>>>>

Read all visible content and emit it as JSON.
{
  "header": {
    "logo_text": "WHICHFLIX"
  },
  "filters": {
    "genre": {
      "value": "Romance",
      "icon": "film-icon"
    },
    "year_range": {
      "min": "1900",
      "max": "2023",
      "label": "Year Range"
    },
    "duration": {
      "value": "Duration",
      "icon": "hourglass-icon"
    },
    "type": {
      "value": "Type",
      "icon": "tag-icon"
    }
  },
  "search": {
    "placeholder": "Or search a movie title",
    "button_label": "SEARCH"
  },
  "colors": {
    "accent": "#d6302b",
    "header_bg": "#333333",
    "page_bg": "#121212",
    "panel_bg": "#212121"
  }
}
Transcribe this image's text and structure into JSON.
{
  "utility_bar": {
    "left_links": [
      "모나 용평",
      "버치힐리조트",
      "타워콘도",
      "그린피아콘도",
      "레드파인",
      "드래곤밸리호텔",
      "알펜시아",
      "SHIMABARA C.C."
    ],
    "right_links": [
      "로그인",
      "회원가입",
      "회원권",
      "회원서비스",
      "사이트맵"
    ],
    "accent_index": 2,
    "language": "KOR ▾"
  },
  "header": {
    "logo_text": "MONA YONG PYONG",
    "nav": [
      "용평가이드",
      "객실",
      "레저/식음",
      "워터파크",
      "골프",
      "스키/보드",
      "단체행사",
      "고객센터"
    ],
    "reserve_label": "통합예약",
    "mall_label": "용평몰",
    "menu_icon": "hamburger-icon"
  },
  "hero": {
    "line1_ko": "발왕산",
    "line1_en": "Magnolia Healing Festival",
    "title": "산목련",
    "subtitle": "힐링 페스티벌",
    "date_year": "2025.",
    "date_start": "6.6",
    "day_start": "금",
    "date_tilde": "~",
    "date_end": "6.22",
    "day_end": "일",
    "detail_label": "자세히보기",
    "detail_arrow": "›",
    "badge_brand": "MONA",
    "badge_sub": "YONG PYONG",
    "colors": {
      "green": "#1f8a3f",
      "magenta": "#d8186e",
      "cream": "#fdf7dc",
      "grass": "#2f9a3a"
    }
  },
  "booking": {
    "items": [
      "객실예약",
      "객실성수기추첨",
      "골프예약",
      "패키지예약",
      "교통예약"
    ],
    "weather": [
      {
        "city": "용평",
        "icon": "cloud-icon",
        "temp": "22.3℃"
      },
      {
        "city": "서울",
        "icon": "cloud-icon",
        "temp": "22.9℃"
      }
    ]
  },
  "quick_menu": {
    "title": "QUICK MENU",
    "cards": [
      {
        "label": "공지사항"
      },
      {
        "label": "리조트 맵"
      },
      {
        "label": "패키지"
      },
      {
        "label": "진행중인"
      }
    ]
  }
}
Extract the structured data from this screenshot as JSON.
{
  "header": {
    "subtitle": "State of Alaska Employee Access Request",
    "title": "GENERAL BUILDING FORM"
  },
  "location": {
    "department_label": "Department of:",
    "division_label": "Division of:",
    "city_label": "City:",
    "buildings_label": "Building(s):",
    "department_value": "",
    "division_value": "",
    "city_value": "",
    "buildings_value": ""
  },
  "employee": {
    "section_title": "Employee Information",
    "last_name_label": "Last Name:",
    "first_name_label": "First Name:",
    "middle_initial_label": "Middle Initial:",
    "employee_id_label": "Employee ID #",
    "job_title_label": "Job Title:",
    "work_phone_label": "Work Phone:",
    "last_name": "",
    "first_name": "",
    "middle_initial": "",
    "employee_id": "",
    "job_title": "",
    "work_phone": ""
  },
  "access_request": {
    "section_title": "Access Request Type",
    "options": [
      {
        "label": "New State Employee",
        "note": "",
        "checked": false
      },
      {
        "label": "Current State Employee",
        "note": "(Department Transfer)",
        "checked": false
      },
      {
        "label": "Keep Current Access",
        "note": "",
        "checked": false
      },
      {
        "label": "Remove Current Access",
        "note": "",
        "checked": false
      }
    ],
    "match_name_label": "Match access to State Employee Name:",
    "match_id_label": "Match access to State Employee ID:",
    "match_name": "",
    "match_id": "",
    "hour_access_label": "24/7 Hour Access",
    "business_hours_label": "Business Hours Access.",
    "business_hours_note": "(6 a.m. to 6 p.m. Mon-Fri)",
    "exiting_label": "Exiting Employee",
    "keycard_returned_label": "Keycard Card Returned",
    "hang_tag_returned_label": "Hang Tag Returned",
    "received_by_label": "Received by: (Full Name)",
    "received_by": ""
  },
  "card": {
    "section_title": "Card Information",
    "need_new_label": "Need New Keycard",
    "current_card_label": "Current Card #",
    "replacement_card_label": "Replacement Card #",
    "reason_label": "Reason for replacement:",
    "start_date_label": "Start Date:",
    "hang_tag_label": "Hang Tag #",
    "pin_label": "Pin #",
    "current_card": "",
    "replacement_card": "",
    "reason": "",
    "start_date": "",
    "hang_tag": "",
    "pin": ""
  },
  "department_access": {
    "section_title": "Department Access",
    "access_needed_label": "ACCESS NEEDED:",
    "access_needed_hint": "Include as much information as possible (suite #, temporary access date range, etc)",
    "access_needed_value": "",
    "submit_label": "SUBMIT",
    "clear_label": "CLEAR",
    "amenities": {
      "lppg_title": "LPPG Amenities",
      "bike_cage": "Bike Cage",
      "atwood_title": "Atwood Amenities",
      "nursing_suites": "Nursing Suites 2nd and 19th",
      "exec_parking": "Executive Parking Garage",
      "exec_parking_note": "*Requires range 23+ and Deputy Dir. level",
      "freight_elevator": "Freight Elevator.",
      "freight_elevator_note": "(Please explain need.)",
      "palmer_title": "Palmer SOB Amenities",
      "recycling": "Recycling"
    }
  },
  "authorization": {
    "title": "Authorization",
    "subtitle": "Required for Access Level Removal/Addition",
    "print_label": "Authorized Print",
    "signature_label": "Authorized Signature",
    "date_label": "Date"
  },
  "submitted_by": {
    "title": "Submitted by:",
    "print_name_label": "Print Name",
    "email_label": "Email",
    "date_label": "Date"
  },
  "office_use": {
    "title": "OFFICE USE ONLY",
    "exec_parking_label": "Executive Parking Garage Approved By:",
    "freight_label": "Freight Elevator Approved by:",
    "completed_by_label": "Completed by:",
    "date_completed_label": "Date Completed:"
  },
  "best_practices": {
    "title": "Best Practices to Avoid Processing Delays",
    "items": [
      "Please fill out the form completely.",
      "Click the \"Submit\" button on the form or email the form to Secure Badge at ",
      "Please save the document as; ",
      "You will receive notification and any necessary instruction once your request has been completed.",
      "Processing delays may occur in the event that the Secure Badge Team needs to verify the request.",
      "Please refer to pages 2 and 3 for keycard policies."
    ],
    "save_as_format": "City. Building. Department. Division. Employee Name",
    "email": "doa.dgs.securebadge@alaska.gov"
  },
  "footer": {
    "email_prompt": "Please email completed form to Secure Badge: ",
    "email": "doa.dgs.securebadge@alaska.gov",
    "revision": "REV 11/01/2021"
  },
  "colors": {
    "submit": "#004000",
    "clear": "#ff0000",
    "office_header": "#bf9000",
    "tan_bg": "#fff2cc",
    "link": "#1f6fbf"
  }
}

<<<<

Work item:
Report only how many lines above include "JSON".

Answer box:
3